There was a little black salamander on the road somewhere in there.

Little Black Salamander

I'm not sure I've ever seen one that was totally black before.

The car grew ever nearer, but the map I'd printed out had several little dotted green lines on it. Dotted green lines mean: "I've seen what appears to be a navigable trail leading off in this direction." There was one such dotted line leading north along Wilks Creek.

Yes, I was tired, and my feet were tired and kind-of hurt, and the car was like a mile away, but we were right there, and it would be irresponsible... I'm pretty sure Clark didn't want to add any more distance to the day, but he followed me up that trail anyway. Thanks man.

The trail was well traveled. This made sense, there was an established campsite at the bottom of it. A ways up there was a little sliding falls with no good vantage for a photo.

Upper Wilks Creek Falls

And further up a spring had apparently popped up above the trail and turned a long section of it into a creekbed.

Upper Wilks Creek Crail

And above that, there was more trail.

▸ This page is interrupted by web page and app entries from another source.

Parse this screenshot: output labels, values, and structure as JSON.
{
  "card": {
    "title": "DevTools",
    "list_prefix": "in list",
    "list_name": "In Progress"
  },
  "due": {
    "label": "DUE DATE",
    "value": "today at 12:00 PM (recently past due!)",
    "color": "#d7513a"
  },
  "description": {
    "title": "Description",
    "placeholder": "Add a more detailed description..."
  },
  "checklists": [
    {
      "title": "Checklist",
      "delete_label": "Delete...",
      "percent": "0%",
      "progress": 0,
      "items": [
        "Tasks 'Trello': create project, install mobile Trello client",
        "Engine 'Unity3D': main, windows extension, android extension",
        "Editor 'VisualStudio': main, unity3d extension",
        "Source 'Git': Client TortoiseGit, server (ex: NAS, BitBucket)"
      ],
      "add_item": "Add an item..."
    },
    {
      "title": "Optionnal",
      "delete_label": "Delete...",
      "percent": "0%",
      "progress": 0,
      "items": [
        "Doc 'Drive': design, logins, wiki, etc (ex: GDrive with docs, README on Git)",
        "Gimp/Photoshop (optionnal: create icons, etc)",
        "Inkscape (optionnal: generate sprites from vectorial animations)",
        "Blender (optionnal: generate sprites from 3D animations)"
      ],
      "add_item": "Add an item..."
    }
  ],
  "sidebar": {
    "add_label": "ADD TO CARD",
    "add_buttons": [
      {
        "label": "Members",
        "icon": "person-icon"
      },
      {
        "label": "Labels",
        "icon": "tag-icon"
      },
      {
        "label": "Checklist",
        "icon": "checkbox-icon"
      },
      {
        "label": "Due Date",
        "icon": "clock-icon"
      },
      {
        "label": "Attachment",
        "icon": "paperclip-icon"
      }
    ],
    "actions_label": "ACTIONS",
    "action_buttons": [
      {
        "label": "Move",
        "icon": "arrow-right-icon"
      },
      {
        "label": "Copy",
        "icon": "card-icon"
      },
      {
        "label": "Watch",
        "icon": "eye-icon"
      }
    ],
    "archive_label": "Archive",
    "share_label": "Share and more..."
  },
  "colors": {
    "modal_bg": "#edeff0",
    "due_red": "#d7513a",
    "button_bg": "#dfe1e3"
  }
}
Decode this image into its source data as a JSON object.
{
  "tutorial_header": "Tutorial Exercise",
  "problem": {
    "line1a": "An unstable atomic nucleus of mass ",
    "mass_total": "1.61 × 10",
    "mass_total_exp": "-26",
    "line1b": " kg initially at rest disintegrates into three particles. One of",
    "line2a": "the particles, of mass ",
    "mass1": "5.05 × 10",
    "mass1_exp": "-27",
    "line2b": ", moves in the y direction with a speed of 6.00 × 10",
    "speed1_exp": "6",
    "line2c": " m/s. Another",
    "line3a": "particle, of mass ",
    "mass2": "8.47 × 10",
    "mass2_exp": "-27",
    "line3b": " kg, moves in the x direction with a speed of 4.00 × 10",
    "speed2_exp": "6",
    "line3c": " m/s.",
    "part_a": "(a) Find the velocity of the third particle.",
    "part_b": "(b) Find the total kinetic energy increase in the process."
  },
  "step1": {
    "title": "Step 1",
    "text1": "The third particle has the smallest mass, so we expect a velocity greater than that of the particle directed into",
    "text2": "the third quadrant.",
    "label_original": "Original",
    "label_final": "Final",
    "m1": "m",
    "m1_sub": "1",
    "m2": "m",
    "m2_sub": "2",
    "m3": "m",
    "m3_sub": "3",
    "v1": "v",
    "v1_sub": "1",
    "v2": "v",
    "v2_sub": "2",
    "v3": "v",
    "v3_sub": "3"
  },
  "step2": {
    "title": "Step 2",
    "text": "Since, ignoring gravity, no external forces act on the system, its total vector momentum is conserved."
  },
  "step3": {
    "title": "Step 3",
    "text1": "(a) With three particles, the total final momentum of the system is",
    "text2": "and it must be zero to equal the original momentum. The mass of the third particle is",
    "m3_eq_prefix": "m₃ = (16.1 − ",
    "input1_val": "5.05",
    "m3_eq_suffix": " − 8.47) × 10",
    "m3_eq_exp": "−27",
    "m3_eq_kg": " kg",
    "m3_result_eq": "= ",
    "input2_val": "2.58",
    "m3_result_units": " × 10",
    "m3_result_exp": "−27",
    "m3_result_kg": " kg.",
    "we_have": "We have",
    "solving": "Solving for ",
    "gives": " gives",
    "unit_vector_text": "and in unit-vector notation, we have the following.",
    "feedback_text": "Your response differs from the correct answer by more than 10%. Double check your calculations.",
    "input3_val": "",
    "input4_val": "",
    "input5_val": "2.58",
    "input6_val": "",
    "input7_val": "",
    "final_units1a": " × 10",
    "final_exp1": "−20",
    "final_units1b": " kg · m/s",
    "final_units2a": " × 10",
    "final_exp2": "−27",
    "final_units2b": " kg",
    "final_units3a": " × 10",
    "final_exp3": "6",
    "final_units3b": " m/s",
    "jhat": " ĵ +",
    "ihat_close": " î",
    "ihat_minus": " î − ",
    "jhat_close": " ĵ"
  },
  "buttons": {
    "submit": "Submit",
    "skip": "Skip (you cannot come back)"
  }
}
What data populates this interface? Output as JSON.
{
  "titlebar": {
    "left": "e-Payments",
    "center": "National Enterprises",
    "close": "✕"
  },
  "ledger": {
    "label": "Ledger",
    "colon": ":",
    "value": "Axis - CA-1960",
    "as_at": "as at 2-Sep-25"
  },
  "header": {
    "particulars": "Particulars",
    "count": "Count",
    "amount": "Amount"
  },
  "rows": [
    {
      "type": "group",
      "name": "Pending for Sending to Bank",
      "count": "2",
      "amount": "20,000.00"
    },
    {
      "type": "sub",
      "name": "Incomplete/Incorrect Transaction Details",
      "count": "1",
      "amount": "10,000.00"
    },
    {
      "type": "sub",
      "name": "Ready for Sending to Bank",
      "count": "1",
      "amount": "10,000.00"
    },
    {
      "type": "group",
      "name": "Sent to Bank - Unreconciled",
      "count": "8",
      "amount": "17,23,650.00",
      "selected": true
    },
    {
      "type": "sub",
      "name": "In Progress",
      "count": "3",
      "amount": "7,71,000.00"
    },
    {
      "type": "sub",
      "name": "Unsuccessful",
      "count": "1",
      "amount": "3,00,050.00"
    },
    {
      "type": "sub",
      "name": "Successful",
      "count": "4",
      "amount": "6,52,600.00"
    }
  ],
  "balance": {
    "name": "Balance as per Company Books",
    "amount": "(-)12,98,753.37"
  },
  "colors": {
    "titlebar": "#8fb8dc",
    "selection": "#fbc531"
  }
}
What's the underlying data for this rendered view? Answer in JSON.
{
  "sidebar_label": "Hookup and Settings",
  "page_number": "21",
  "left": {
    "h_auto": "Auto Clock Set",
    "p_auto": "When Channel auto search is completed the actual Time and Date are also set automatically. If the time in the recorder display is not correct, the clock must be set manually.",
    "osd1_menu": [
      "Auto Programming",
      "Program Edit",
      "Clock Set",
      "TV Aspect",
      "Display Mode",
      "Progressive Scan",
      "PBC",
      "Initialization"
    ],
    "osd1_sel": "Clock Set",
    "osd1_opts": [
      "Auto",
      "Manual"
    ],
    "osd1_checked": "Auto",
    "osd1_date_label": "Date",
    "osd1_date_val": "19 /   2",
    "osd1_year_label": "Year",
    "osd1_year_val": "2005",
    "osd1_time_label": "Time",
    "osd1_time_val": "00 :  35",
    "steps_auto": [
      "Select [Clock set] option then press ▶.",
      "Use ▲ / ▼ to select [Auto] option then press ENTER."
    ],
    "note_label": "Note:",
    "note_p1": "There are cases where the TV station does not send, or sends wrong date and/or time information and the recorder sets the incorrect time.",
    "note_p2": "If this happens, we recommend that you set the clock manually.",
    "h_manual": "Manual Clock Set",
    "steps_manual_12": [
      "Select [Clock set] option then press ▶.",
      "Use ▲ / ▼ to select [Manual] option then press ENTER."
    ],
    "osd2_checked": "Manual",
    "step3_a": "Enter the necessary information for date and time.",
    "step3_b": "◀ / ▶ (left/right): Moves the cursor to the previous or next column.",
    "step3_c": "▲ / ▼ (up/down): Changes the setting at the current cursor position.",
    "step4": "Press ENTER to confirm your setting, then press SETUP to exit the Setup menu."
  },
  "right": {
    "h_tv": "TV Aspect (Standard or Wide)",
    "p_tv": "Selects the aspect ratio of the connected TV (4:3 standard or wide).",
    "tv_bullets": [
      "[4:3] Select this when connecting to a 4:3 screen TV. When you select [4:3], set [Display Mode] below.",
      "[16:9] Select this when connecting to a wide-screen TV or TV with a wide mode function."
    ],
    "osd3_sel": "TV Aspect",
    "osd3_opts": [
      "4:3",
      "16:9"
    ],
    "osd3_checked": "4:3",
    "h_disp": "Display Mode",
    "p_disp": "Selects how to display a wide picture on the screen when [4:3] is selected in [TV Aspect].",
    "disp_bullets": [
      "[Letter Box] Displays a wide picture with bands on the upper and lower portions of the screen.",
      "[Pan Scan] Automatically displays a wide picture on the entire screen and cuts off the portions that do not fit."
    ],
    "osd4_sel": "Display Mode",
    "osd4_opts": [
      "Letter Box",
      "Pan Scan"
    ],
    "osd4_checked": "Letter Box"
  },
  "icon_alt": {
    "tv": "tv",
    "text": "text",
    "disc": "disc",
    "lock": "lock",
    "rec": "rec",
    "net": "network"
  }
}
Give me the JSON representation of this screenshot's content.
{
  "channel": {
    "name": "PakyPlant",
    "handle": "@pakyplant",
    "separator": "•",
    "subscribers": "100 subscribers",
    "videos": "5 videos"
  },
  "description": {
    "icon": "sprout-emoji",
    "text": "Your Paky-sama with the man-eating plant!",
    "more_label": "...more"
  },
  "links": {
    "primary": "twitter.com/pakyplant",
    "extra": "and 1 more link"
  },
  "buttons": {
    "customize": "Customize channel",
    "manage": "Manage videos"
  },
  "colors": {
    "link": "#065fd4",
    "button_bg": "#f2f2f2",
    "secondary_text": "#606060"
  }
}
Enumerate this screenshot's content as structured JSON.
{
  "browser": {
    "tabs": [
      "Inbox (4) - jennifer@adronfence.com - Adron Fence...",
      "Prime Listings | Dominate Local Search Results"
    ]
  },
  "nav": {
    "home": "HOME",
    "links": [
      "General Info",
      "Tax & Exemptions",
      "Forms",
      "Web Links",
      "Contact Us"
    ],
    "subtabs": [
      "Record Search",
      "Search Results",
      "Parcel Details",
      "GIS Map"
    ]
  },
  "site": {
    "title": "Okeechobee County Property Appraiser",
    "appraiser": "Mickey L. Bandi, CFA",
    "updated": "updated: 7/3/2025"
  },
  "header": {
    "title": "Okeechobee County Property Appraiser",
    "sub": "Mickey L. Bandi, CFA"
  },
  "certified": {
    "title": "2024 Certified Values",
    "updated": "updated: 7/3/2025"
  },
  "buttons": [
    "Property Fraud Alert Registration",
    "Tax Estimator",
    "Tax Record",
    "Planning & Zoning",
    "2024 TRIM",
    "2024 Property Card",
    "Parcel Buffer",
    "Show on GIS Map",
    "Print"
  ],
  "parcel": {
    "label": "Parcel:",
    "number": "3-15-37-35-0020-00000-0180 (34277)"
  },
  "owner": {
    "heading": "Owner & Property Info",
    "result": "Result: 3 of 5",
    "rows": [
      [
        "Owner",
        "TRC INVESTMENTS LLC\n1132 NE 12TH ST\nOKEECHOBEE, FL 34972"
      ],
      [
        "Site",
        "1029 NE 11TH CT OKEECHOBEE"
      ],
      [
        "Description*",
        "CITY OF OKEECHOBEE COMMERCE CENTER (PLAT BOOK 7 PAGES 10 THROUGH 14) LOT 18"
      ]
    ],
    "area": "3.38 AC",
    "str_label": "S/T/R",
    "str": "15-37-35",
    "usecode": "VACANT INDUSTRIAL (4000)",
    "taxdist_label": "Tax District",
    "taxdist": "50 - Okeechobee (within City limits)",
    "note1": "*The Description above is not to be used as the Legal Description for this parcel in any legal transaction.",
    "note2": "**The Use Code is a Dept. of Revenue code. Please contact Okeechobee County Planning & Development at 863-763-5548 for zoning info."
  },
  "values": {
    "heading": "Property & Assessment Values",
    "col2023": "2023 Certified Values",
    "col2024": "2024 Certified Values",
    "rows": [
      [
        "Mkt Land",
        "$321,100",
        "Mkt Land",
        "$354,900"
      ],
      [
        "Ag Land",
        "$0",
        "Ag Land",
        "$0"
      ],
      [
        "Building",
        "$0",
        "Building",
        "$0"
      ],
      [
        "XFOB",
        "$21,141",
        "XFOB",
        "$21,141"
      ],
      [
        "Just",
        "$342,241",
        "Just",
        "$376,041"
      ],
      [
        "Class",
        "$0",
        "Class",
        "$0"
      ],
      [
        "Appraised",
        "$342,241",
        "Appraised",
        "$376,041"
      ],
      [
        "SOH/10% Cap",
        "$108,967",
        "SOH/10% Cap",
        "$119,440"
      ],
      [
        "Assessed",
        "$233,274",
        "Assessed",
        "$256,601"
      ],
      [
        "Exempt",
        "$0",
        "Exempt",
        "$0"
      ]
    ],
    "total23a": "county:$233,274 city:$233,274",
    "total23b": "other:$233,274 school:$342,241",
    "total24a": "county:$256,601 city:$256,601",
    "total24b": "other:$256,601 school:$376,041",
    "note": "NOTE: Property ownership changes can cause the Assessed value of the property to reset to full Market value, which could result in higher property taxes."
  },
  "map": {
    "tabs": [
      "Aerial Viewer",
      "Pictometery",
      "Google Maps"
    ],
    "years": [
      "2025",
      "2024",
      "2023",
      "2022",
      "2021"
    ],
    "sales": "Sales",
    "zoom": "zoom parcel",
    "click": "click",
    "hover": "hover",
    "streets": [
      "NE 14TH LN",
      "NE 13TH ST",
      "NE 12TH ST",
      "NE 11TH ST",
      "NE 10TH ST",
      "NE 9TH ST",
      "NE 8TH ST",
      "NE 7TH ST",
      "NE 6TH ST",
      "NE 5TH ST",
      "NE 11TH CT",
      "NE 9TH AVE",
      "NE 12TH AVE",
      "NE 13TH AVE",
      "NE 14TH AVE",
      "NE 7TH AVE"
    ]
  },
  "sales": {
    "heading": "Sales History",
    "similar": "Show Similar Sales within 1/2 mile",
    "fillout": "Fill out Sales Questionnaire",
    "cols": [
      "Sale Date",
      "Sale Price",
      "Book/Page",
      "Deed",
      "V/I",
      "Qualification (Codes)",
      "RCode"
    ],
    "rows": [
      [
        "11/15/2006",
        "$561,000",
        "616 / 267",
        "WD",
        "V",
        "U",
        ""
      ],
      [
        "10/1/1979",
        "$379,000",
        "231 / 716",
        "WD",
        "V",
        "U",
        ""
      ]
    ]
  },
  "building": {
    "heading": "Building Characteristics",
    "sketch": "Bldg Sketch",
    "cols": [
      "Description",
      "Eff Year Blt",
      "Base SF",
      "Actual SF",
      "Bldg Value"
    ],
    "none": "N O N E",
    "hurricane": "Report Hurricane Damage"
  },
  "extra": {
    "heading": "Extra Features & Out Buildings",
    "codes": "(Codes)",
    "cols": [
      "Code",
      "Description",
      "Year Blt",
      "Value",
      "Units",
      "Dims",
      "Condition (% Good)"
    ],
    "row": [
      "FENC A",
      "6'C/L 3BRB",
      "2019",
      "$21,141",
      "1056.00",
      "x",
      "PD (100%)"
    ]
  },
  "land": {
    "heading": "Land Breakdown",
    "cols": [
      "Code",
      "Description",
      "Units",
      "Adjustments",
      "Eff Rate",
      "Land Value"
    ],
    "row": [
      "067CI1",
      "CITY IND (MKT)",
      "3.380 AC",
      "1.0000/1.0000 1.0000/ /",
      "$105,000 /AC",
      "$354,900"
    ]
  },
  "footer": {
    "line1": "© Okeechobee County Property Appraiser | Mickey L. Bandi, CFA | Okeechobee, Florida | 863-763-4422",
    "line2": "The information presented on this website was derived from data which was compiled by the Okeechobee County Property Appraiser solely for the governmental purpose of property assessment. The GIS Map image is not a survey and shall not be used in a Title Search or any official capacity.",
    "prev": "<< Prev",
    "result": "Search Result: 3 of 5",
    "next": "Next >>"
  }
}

I must admit that I was disappointed to find more trail. I honestly didn't feel like following it. Clark didn't either. He was like 100 yards back, making less-than-deliberate progress toward me.

"The trail keeps going up there, but honestly, I don't feel like following it."

"Yeah, my wanderlust has been sated."

Mine had too.

Fortunately it was all downhill from there, and our jibber-jabber made the mile or so back to the car fly by.

I was a little disappointed not to have seen much wildlife except out on the main road. That's bear country up there and dangit there ought to be bears somewhere. It's possible that our persistent clever-banter scared them away. Maybe that's good though. You know, save something for next time.

My Adventure skills were a little rusty all day too, and that kind of sucked. My legs are a little more scraped and shredded than was once typical for the same kind of hike. I poked my hand on something. Got my camelback hung up once... Get it together Dave, get it together.

Back in Helen we grabbed some dinner at La Cabana. Suzy had been hiking with her sister at Arabia Mountain all day, but she'd made it back to town and she met us at the restaurant. We had a great time. Man! It's been a while. Too long, too long!

That was yesterday. Today was decidedly less adventurous but about equally strenuous. My father-in-law and I'd begin some driveway repair on Saturday and I spent the day today pulling off the forms and backfilling behind the patched sections with gravel/dirt/rock/cement and spreading the remainder of the gravel to cover a parking area near the top of the driveway... in the rain, no less. Three days of good, solid labor. My back is tired. My legs are tired. It's supposed to rain all week, and that's fine with me. I'm looking forward to getting some nerd work done. I hope it's sunny in a week though. I ought to be ready to get back at it then.